Professional training is a topic close to my heart. Being a former NCAA athlete, as well as a nationally-recognized loan originator, I have always had a deep appreciation for and have personally benefited from, both group and personal professional training. Being both a production manager and a professional trainer myself, I am also keenly aware that “A prophet is rarely heard in his own village”.
I can stand in front of 200 loan originators in a hotel ballroom and move most of them to commit to implement one or more of the tactics, strategies or business building systems, to which I train. But, I’ll be darned if I can get my own eight loan originators here in Albuquerque, N.M. to embrace my teachings. This is especially perplexing because they are in my market and have either watched or are keenly aware of how I became the first billion dollar loan originator in the entire mortgage industry.

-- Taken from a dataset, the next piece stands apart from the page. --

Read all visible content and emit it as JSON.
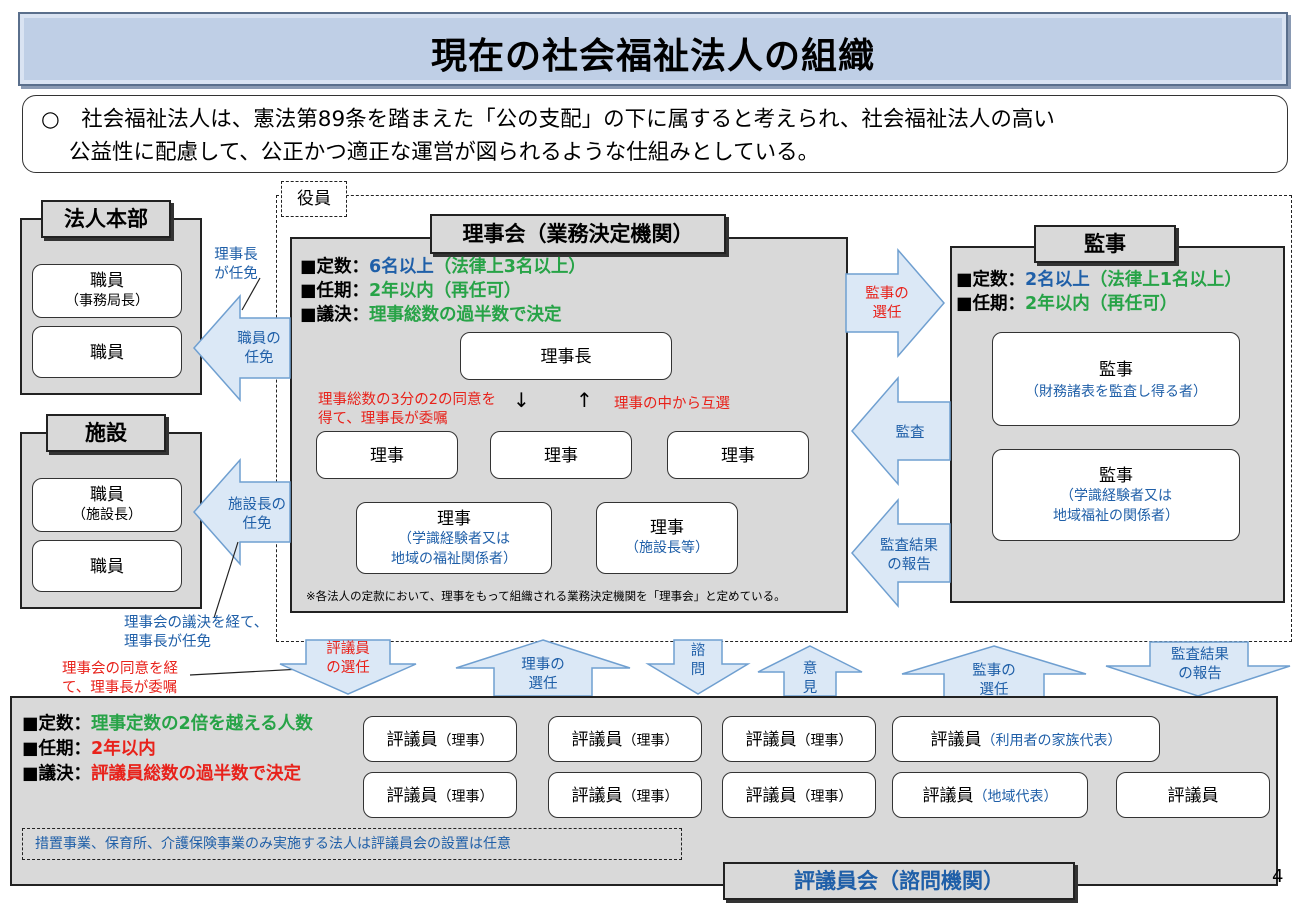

What is it about a professional trainer that will cause your team to pay more attention than they will to you, and more than likely determine that the training material is beneficial and worthy of consideration? The trainer may well have included several tactics you have suggested many times. However, when a professional trainer presents them, they are embraced. It’s crazy, but true. I have regularly maintained that once I crossed the New Mexico state line, I immediately became an expert and significantly more credible.
To better understand this phenomenon, you need to look no further than Dr. Robert Cialdini’s writings on the “Principles of Persuasion” and focus on the principle of authority. When one is presented as an authority and possesses the trappings of authority, one is perceived as an authority. When one is perceived as an authority the psychological principle of “satisficing” (to satisfy and suffice) is embraced by the recipients, causing them to want to believe that what they are hearing will actually help them. Many will still question and even eliminate certain isolated aspects of the training, but most will be accepted as beneficial.
What can you do to insure that the message your team receives is consistent with what you want them to be taught? Insist on a content review with your prospective professional trainer. Review your objectives, the proposed material and insist on curriculum modifications where necessary. A good trainer has been in the origination trenches and should be able to readily adapt to your wishes. Include time in the training for a commitment session, at which time every attendee vocalizes which of the tactics presented they like and are willing to implement. Get their commitment in writing, as well.
Budget for a follow up training, where the trainer returns to interactively focus on your team’s individual implementation of successes and failures. The trainer should be able to share their personal implementation experience with each tactic, identify with the challenges and offer counter measures and “in-flight corrections.”
If your team knows beforehand that this is not just a “one and done” training. If they know that the trainer will be back and personally follow up with them, they will be much more inclined to “buy in” and embrace one or more of the tactics presented.
If you can get 50 percent of your team to embrace and implement just one successful business building tactic, and if that one tactic results in that 50 percent of your team funding two more loans per month, what is the return on your training investment?
Zig Ziglar maintained that, “You can get everything you want in life if you will just help as many people, as you can, get what they want.”
Help your team learn new business building strategies by providing professional training; help them commit to implementation; help them recover if/when they stumble with training follow up and watch them help you get what you want.
Greg Frost Sr. is vice president of national training for Primary Residential Mortgage Inc. (PRMI). He was the industry’s first billion-dollar originator and has been the number one residential mortgage lender in New Mexico since 1985. He may be reached by phone at (505) 292-7200 or e-mail [email protected]